The share of Americans falling behind on their credit card payments has exceeded pre-pandemic levels—a bad omen for an economy grappling with persistent inflation and dwindling savings, economists say.

According to the New York Fed, 2% of new credit card borrowers in the third quarter were in delinquency—meaning they’re at least 30 days behind on their payments.

That’s a sizable jump from 1.7% in the first and second quarters and the highest level since pre-Covid.

Overall, credit card debt rose to $1.08 trillion, up from $1.03 trillion in the second quarter to set a new all-time high.

Alarmingly, delinquencies increased for all types of consumer credit except student loans, which were in forbearance until last month.

Consumers in delinquency “are struggling to afford their everyday expenses,” according to Charlie Wise, senior vice president of research at TransUnion. “They’re trying to keep the house of cards from collapsing.”

Ironically, household finances were bolstered during the the pandemic when lockdowns forced more people to stay home. Since then, things have taken a turn for the worse.

Stimulus sugar rush wears off

Analysts say rising delinquencies are a continuation of a trend that was interrupted during Covid when government stimulus masked Americans’ growing credit dependency.

Delinquency rates bottomed out in 2021 “as generous stimulus checks lined Americans’ pockets while spending opportunities were severely restricted at the same time,” according to James Wong, executive director of fixed income at GaoTeng Global Asset Management.

“Credit card delinquency transitions, in particular, have risen over the past 12 months and are now exceeding pre-pandemic levels,” he added. This is especially true for younger Americans, with millennials and Gen Z more likely to miss payment deadlines than baby boomers.

The data suggests there may be a correlation between declining savings and rising credit card delinquencies.

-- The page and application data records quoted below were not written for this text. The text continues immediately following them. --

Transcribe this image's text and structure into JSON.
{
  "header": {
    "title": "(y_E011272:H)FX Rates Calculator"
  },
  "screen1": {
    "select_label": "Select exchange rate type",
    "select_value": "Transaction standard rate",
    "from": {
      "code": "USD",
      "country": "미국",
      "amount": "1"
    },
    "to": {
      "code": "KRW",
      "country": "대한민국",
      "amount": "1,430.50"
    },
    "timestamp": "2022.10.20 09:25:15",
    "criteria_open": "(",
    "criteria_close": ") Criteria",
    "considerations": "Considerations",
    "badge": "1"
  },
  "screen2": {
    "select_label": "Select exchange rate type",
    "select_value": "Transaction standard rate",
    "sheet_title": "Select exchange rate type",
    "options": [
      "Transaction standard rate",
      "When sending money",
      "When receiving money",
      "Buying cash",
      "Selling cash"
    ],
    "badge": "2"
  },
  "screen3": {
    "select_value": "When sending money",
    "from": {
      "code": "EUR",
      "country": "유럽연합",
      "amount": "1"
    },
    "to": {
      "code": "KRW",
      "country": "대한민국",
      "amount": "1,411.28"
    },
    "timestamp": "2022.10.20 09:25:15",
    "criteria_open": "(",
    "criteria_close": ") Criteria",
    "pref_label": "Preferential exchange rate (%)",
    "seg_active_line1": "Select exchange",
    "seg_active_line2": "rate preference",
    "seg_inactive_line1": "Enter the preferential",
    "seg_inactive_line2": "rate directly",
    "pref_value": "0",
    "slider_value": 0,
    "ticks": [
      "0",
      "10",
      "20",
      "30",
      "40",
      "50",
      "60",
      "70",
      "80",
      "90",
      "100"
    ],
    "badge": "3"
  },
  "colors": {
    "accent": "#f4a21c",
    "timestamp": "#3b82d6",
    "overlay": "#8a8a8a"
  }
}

During Covid, households were able to stow away $2.1 trillion in excess savings, according to the San Francisco Fed. Roughly two years later, those excess savings were down to less than $190 billion.

The other issue: slowing wages

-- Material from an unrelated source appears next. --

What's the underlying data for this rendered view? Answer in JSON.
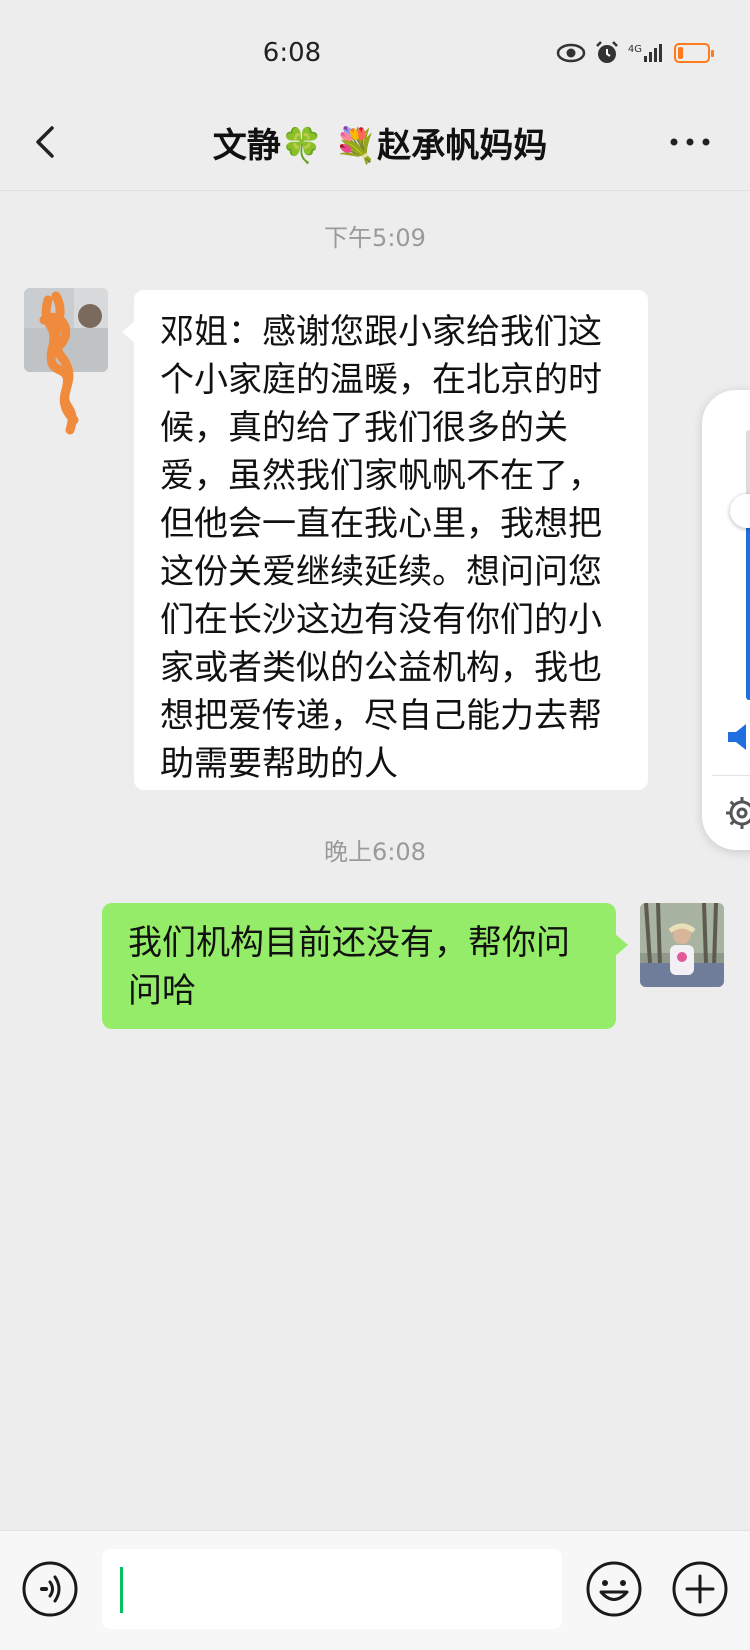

There’s another reason more Americans are missing their credit card payments and taking on additional debt: Wages aren’t rising fast enough to sustain their spending habits.

Consumer spending powered the U.S. economy to a 4.9% annualized growth rate in the third quarter, but economists warn that such gains will be hard to repeat.

Households’ disposable income after inflation and taxes declined in September for a third consecutive month, according to the latest data provided by the Commerce Department.

“That is not sustainable,” said James Knightley, chief international economist at ING.

“Savings are finite and are being exhausted at a rapid rate, with various estimates suggesting that excess savings accrued during the pandemic could be exhausted in the first half of next year,” he said.